▶ [Directions for this task]
Go through the entries, filter for the word "Bangsa", and copy every line that has it.

▶ [Data to process]
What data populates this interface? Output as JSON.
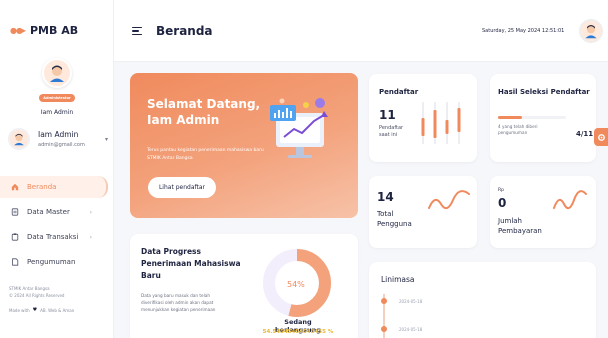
{
  "brand": {
    "name": "PMB AB"
  },
  "sidebar": {
    "role_badge": "Administrator",
    "top_username": "Iam Admin",
    "user": {
      "name": "Iam Admin",
      "email": "admin@gmail.com"
    },
    "items": [
      {
        "label": "Beranda",
        "icon": "home-icon",
        "active": true
      },
      {
        "label": "Data Master",
        "icon": "document-icon",
        "has_arrow": true
      },
      {
        "label": "Data Transaksi",
        "icon": "clipboard-icon",
        "has_arrow": true
      },
      {
        "label": "Pengumuman",
        "icon": "file-icon"
      }
    ],
    "footer": {
      "line1": "STMIK Antar Bangsa",
      "line2": "© 2024 All Rights Reserved",
      "made_prefix": "Made with",
      "made_suffix": "AB. Web & Aman"
    }
  },
  "header": {
    "title": "Beranda",
    "datetime": "Saturday, 25 May 2024 12:51:01"
  },
  "welcome": {
    "title_line1": "Selamat Datang,",
    "title_line2": "Iam Admin",
    "subtitle": "Terus pantau kegiatan penerimaan mahasiswa baru STMIK Antar Bangsa",
    "button": "Lihat pendaftar"
  },
  "pendaftar": {
    "title": "Pendaftar",
    "value": "11",
    "label": "Pendaftar saat ini"
  },
  "hasil": {
    "title": "Hasil Seleksi Pendaftar",
    "note": "4 yang telah diberi pengumuman",
    "count": "4/11",
    "progress": 0.36
  },
  "pengguna": {
    "value": "14",
    "label_line1": "Total",
    "label_line2": "Pengguna"
  },
  "pembayaran": {
    "currency": "Rp",
    "value": "0",
    "label_line1": "Jumlah",
    "label_line2": "Pembayaran"
  },
  "progress": {
    "title_line1": "Data Progress",
    "title_line2": "Penerimaan Mahasiswa",
    "title_line3": "Baru",
    "desc": "Data yang baru masuk dan telah diverifikasi oleh admin akan dapat menunjukkan kegiatan penerimaan",
    "percent_label": "54%",
    "percent": 54,
    "status": "Sedang berlangsung",
    "status_value": "54.54545454545455 %"
  },
  "limimasa": {
    "title": "Linimasa",
    "items": [
      {
        "date": "2024-05-18"
      },
      {
        "date": "2024-05-18"
      }
    ]
  },
  "colors": {
    "accent": "#f08a5d",
    "dark": "#1e2340"
  }
}
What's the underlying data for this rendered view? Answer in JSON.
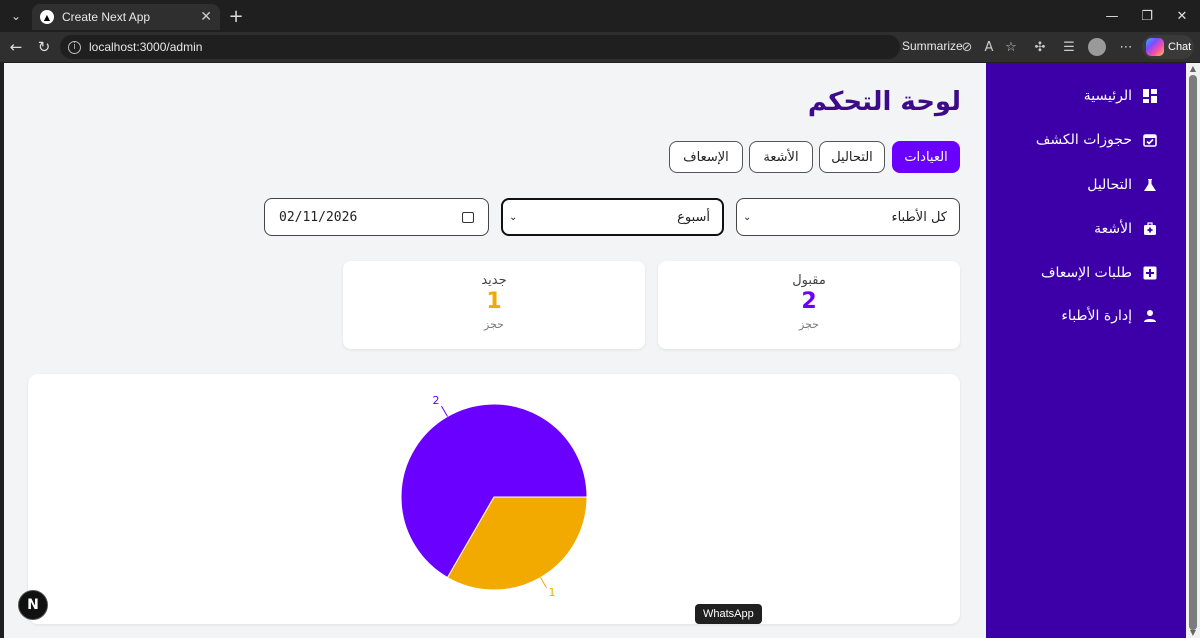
{
  "browser": {
    "tab_title": "Create Next App",
    "url": "localhost:3000/admin",
    "summarize_label": "Summarize",
    "chat_label": "Chat"
  },
  "sidebar": {
    "items": [
      {
        "label": "الرئيسية",
        "icon": "dashboard-icon"
      },
      {
        "label": "حجوزات الكشف",
        "icon": "calendar-check-icon"
      },
      {
        "label": "التحاليل",
        "icon": "flask-icon"
      },
      {
        "label": "الأشعة",
        "icon": "medical-bag-icon"
      },
      {
        "label": "طلبات الإسعاف",
        "icon": "plus-box-icon"
      },
      {
        "label": "إدارة الأطباء",
        "icon": "person-icon"
      }
    ]
  },
  "main": {
    "title": "لوحة التحكم",
    "tabs": [
      {
        "label": "العيادات",
        "active": true
      },
      {
        "label": "التحاليل",
        "active": false
      },
      {
        "label": "الأشعة",
        "active": false
      },
      {
        "label": "الإسعاف",
        "active": false
      }
    ],
    "filters": {
      "doctor_select": "كل الأطباء",
      "period_select": "أسبوع",
      "date_value": "02/11/2026"
    },
    "stats": [
      {
        "label": "مقبول",
        "value": "2",
        "unit": "حجز",
        "color": "#6a00ff"
      },
      {
        "label": "جديد",
        "value": "1",
        "unit": "حجز",
        "color": "#f2a900"
      }
    ]
  },
  "chart_data": {
    "type": "pie",
    "slices": [
      {
        "label": "2",
        "value": 2,
        "color": "#6a00ff"
      },
      {
        "label": "1",
        "value": 1,
        "color": "#f2a900"
      }
    ]
  },
  "overlay": {
    "tooltip": "WhatsApp",
    "next_badge": "N"
  }
}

▶ [Response below]
      "line1": "STMIK Antar Bangsa",
    "subtitle": "Terus pantau kegiatan penerimaan mahasiswa baru STMIK Antar Bangsa",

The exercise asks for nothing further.